What you have to do = Scan the records for "this" and copy each line that contains it.

Entries from a dataset of interfaces
· · · · ·
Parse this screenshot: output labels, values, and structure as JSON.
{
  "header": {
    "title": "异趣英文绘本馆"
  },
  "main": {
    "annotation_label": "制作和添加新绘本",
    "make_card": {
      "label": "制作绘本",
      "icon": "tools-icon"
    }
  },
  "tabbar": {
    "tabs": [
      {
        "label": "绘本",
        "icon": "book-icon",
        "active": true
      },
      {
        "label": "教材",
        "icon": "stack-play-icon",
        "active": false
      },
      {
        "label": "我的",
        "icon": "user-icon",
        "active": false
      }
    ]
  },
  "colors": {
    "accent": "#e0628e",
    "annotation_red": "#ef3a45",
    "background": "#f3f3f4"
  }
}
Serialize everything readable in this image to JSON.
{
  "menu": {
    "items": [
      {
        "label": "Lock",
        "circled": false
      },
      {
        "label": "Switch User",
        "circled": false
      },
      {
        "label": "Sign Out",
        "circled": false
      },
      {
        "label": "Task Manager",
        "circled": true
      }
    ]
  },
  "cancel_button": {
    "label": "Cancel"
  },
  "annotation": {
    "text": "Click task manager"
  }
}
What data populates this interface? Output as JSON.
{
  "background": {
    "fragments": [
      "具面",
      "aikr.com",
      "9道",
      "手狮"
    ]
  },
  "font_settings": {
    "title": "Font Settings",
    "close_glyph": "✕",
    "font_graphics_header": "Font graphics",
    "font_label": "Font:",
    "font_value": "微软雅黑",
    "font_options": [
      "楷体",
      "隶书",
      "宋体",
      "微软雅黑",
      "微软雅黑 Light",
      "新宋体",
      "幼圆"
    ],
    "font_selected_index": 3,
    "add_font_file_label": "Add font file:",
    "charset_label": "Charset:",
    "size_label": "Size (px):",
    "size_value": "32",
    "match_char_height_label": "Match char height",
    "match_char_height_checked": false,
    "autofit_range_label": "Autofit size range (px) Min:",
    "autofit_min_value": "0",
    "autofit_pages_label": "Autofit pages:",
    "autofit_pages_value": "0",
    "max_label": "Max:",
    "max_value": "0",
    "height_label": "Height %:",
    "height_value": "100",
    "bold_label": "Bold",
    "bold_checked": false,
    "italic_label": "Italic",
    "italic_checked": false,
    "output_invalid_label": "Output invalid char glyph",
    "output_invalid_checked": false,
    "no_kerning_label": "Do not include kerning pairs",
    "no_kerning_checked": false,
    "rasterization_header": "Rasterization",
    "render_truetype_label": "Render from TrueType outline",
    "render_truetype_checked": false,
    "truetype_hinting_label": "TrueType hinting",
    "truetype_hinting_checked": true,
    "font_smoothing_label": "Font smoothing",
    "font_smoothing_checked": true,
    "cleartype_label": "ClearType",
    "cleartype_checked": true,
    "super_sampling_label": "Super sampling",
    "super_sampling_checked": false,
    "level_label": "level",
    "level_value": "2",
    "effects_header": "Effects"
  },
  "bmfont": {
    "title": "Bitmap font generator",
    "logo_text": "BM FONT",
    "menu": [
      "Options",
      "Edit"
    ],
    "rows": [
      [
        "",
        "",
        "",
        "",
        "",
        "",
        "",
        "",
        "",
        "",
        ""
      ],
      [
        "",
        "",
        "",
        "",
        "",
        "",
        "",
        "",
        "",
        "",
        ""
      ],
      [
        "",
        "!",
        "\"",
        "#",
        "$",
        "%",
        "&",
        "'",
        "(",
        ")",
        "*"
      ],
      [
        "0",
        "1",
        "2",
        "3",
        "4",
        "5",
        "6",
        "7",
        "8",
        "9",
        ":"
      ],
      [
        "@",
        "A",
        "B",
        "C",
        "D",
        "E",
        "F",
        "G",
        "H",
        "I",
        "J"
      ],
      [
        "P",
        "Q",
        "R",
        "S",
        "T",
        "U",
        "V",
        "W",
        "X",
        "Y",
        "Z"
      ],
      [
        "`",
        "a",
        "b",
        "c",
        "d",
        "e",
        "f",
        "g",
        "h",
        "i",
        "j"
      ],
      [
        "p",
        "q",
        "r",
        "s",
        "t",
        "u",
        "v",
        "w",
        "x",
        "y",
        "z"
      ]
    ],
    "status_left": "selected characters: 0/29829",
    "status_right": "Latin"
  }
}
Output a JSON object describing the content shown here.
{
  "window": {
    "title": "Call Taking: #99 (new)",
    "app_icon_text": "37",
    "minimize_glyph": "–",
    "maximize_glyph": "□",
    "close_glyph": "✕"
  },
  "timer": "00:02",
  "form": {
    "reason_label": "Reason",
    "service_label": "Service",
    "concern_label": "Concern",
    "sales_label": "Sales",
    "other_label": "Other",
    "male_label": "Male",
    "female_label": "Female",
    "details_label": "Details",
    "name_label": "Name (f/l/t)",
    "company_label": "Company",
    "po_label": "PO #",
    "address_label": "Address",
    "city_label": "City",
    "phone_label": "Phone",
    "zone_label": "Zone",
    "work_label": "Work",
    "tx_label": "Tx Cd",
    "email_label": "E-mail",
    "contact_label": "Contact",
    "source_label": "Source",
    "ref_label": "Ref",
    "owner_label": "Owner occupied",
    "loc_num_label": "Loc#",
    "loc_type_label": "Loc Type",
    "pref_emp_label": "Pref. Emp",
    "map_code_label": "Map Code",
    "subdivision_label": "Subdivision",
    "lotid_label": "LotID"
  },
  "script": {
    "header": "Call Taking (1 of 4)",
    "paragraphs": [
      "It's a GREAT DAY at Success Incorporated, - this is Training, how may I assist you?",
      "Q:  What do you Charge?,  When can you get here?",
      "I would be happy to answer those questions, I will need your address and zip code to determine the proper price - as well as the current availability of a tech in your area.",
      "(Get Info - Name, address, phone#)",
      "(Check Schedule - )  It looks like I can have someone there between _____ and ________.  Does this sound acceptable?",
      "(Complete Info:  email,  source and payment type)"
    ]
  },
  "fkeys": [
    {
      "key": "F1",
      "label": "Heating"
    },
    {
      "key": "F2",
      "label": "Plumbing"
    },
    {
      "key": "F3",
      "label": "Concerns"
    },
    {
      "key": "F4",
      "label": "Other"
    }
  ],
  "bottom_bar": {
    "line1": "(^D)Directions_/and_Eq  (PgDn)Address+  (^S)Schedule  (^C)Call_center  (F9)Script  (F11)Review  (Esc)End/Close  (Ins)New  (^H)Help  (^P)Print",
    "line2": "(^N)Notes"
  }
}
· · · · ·
Written reply =
Parse this screenshot: output labels, values, and structure as JSON.
Serialize everything readable in this image to JSON.
What data populates this interface? Output as JSON.
      "It's a GREAT DAY at Success Incorporated, - this is Training, how may I assist you?",
      "(Check Schedule - )  It looks like I can have someone there between _____ and ________.  Does this sound acceptable?",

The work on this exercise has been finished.